Dozens of Israeli soldiers have had their smartphones hacked by the Hamas militant group posing as women seeking attention, Israel’s military says. A spokesman said the soldiers were sent fake photos of young females and lured into downloading an app without knowing it could access their handsets. He said there was no “significant breach of information” before the scam was foiled. Hamas, which controls Gaza, and Israel view each other as mortal enemies. It is the third such attempt in recent years by Hamas to infiltrate Israeli soldiers’ phones, but was the most sophisticated yet, according to Lt Col Jonathan Conricus. “We see that they’re of course learning and upping their game,” he said.
10 – India’s use of facial recognition tech during protests causes stir

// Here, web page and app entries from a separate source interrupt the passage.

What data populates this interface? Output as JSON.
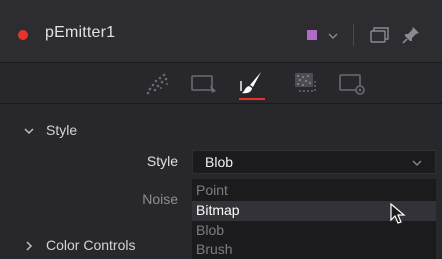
{
  "node": {
    "title": "pEmitter1",
    "status_color": "#e8322c",
    "swatch_color": "#b26bc4"
  },
  "tabs": [
    {
      "icon": "particles-icon",
      "active": false
    },
    {
      "icon": "region-icon",
      "active": false
    },
    {
      "icon": "brush-icon",
      "active": true
    },
    {
      "icon": "noise-texture-icon",
      "active": false
    },
    {
      "icon": "settings-icon",
      "active": false
    }
  ],
  "sections": {
    "style": {
      "label": "Style",
      "expanded": true
    },
    "color_controls": {
      "label": "Color Controls",
      "expanded": false
    }
  },
  "fields": {
    "style_label": "Style",
    "style_value": "Blob",
    "noise_label": "Noise"
  },
  "style_menu": {
    "options": [
      {
        "label": "Point",
        "state": "disabled"
      },
      {
        "label": "Bitmap",
        "state": "hover"
      },
      {
        "label": "Blob",
        "state": "disabled"
      },
      {
        "label": "Brush",
        "state": "disabled"
      }
    ]
  },
  "colors": {
    "accent_red": "#e8322c",
    "panel_bg": "#28282c",
    "field_bg": "#1b1b1e"
  }
}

When artist Rachita Taneja heads out to protest in New Delhi, she covers her face with a pollution mask, a hoodie or a scarf to reduce the risk of being identified by police facial recognition software. Police in the Indian capital and the northern state of Uttar Pradesh – both hotbeds of dissent – have used the technology during protests that have raged since mid-December against a new citizenship law that critics say marginalises Muslims. Activists are worried about insufficient regulation around the new technology, amid what they say is a crackdown on dissent under Prime Minister Narendra Modi, whose Hindu nationalist agenda has gathered pace since his re-election in May.
11 – CISA: Cyberattack Resulted in Two-Day Shutdown of Natural Gas Pipeline

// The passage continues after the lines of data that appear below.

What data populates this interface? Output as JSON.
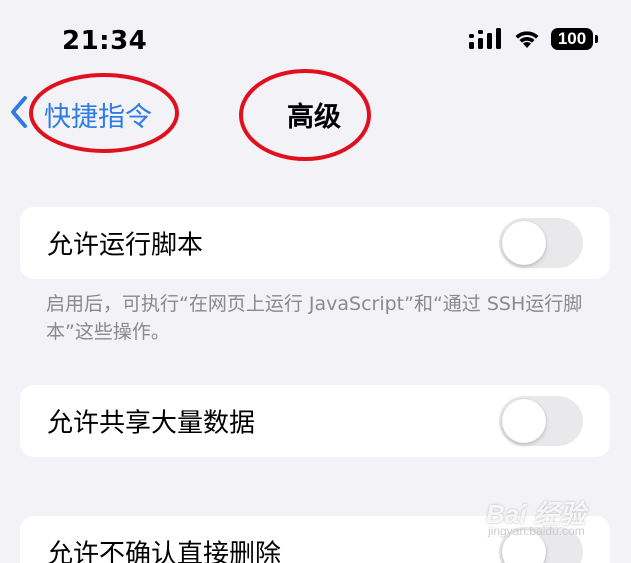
{
  "status_bar": {
    "time": "21:34",
    "battery": "100",
    "icons": [
      "cellular-signal-icon",
      "wifi-icon",
      "battery-icon"
    ]
  },
  "nav": {
    "back_label": "快捷指令",
    "title": "高级",
    "back_icon": "chevron-left-icon",
    "accent_color": "#2f7de1"
  },
  "settings": [
    {
      "label": "允许运行脚本",
      "enabled": false
    },
    {
      "label": "允许共享大量数据",
      "enabled": false
    },
    {
      "label": "允许不确认直接删除",
      "enabled": false
    }
  ],
  "footnote": "启用后，可执行“在网页上运行 JavaScript”和“通过 SSH运行脚本”这些操作。",
  "annotation_color": "#e0101e",
  "watermark": {
    "text": "Bai 经验",
    "url": "jingyan.baidu.com"
  }
}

The Cybersecurity and Infrastructure Security Agency (CISA) responded to a cyberattack affecting control and communication assets on the operational technology (OT) network of a natural gas compression facility. A cyber threat actor used a Spearphishing Link [T1192] to obtain initial access to the organization’s information technology (IT) network before pivoting to its OT network. The threat actor then deployed commodity ransomware to Encrypt Data for Impact [T1486] on both networks. Specific assets experiencing a Loss of Availability [T826] on the OT network included human machine interfaces (HMIs), data historians, and polling servers. Impacted assets were no longer able to read and aggregate real-time operational data reported from low-level OT devices, resulting in a partial Loss of View [T829] for human operators. The attack did not impact any programmable logic controllers (PLCs) and at no point did the victim lose control of operations.